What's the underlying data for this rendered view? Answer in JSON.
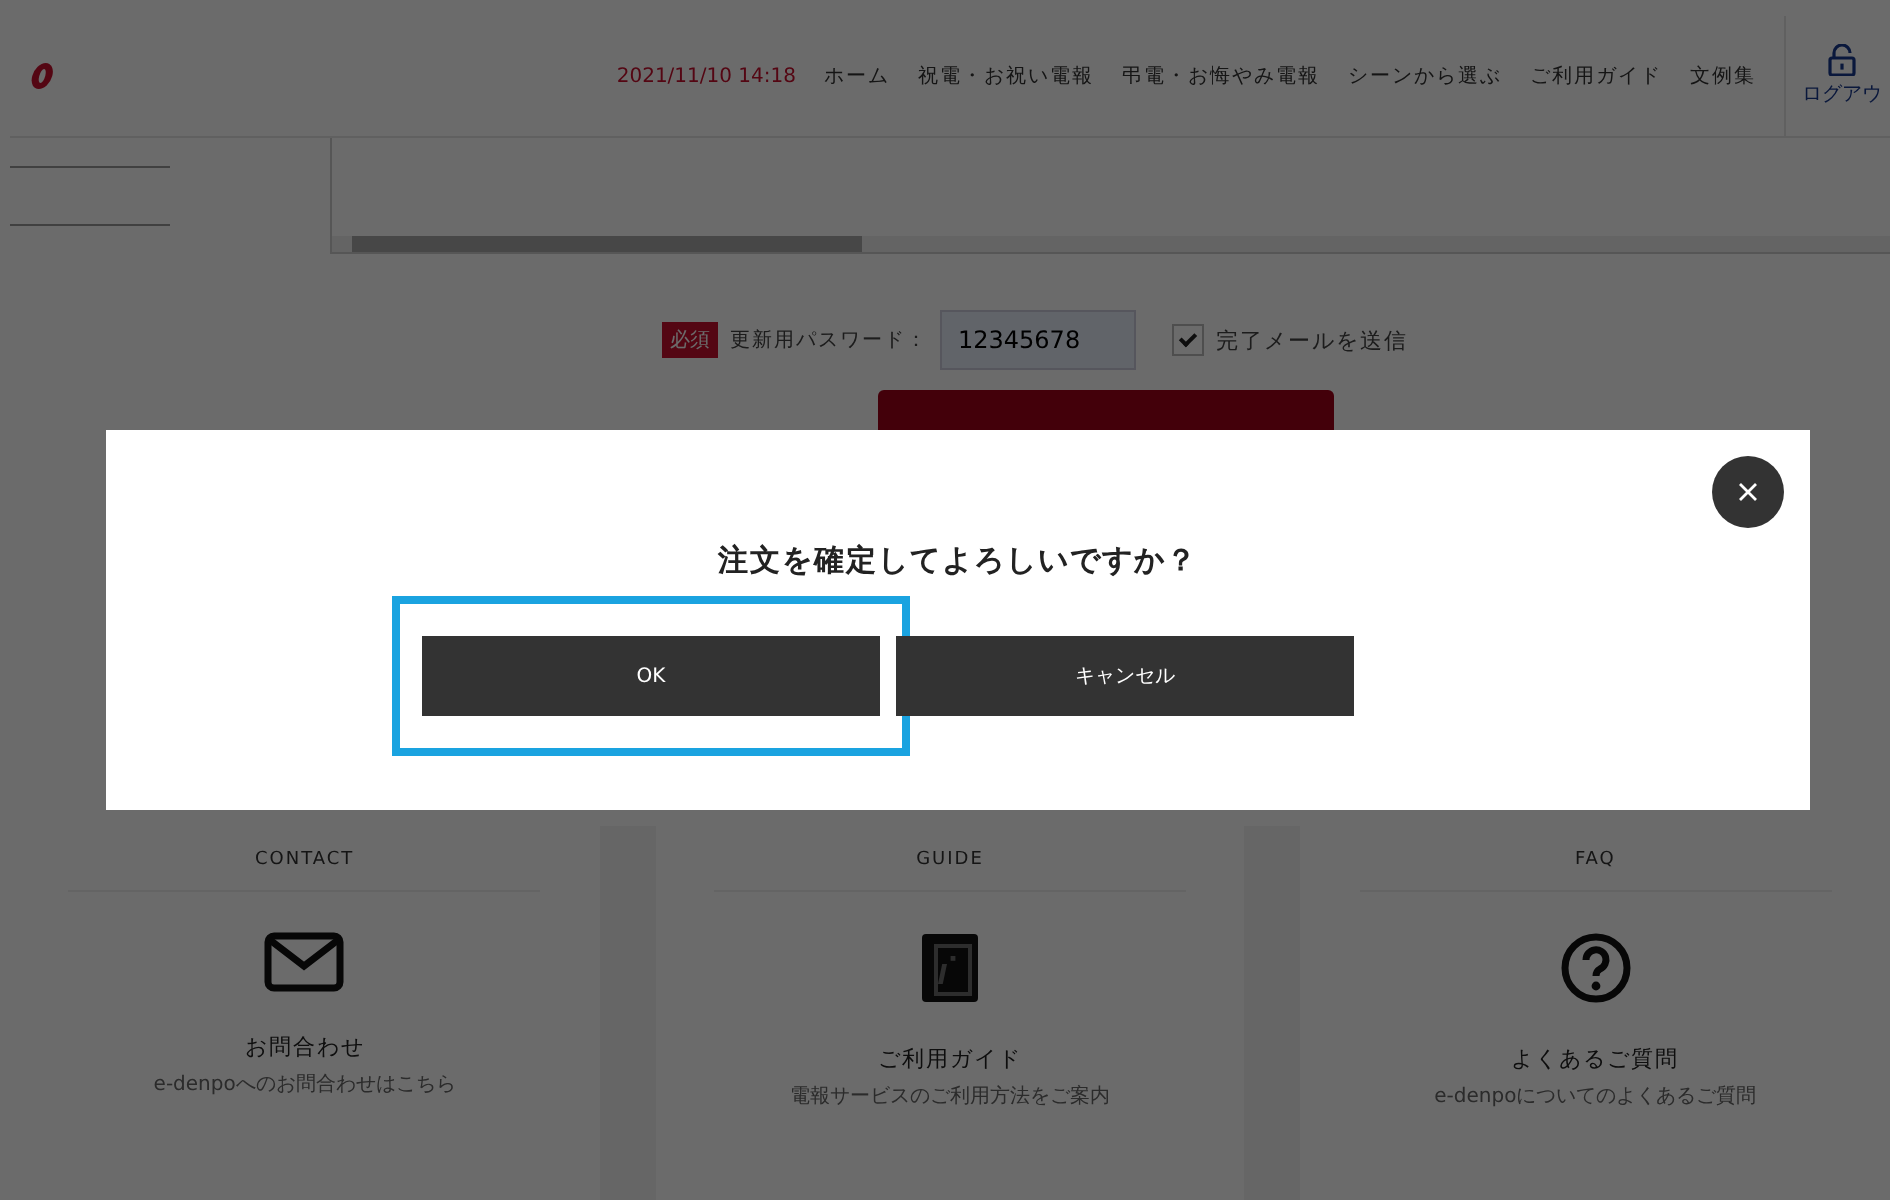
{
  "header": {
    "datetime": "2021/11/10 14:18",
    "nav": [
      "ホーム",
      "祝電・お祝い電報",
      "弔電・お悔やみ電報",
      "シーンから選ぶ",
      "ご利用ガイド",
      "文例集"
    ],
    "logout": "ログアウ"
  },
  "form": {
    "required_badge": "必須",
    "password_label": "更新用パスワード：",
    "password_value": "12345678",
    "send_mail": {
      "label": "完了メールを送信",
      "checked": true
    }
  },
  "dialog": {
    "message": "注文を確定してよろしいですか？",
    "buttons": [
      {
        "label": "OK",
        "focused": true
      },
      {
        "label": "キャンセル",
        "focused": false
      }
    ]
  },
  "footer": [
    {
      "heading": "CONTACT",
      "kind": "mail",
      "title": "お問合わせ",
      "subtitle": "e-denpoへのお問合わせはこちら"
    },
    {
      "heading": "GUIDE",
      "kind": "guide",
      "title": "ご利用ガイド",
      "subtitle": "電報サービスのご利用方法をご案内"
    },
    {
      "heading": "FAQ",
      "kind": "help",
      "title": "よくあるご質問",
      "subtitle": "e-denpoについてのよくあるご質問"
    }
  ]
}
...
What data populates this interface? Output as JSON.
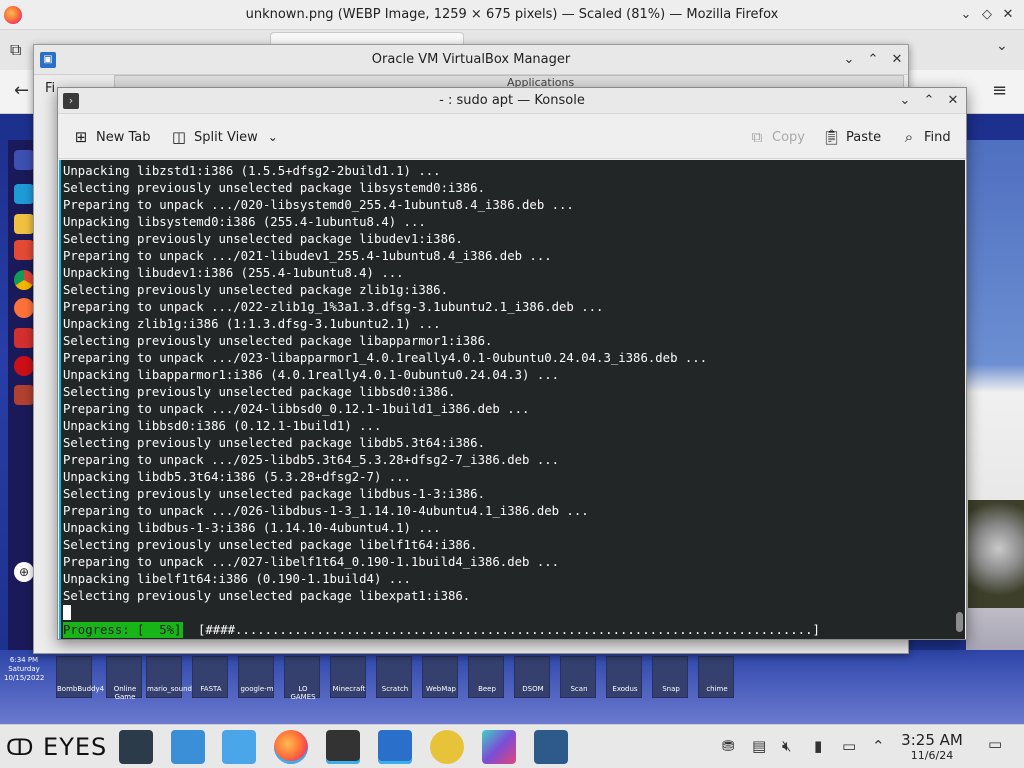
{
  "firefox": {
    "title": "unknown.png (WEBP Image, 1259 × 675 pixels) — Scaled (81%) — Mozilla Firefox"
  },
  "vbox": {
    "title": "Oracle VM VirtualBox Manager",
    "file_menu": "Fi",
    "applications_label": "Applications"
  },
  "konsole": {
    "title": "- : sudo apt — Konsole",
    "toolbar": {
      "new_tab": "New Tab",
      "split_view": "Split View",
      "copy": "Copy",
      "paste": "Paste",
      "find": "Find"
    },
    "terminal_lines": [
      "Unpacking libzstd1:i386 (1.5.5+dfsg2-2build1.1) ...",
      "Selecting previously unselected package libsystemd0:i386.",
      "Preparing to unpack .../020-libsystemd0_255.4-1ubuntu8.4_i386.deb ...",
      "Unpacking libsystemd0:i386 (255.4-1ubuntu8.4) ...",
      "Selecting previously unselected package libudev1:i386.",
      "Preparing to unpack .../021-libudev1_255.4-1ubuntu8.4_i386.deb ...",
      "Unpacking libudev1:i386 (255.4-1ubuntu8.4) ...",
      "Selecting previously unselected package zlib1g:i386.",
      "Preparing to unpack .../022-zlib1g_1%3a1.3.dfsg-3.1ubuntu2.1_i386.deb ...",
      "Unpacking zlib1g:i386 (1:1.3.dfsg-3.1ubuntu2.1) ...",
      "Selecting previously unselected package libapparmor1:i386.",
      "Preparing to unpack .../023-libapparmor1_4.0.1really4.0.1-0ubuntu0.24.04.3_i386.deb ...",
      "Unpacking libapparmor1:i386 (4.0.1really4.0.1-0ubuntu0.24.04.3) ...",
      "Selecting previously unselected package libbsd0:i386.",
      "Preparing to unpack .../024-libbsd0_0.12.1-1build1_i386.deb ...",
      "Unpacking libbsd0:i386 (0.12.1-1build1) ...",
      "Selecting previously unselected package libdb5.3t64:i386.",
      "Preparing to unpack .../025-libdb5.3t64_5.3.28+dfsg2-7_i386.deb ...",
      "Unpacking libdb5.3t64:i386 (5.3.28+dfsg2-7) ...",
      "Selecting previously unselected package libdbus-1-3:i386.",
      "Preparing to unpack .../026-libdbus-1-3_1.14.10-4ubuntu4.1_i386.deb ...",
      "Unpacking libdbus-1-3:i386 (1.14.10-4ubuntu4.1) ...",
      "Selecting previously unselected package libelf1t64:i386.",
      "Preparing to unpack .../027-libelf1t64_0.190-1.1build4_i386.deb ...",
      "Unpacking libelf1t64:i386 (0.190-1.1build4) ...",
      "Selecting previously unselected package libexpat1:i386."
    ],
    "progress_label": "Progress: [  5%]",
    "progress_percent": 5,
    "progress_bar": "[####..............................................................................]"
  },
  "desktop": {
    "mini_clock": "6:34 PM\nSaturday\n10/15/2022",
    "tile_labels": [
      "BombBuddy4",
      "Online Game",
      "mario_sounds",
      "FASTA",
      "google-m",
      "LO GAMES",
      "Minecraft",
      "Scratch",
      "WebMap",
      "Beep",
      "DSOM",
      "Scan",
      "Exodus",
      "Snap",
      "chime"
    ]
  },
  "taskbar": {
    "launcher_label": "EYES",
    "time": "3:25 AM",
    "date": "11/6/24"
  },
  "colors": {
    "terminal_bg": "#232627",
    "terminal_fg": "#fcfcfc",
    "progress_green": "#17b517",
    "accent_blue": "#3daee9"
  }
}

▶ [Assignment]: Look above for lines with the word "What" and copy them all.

▶ [Reply to the exercise]:
What's the underlying data for this rendered view? Answer in JSON.
What data populates this interface? Output as JSON.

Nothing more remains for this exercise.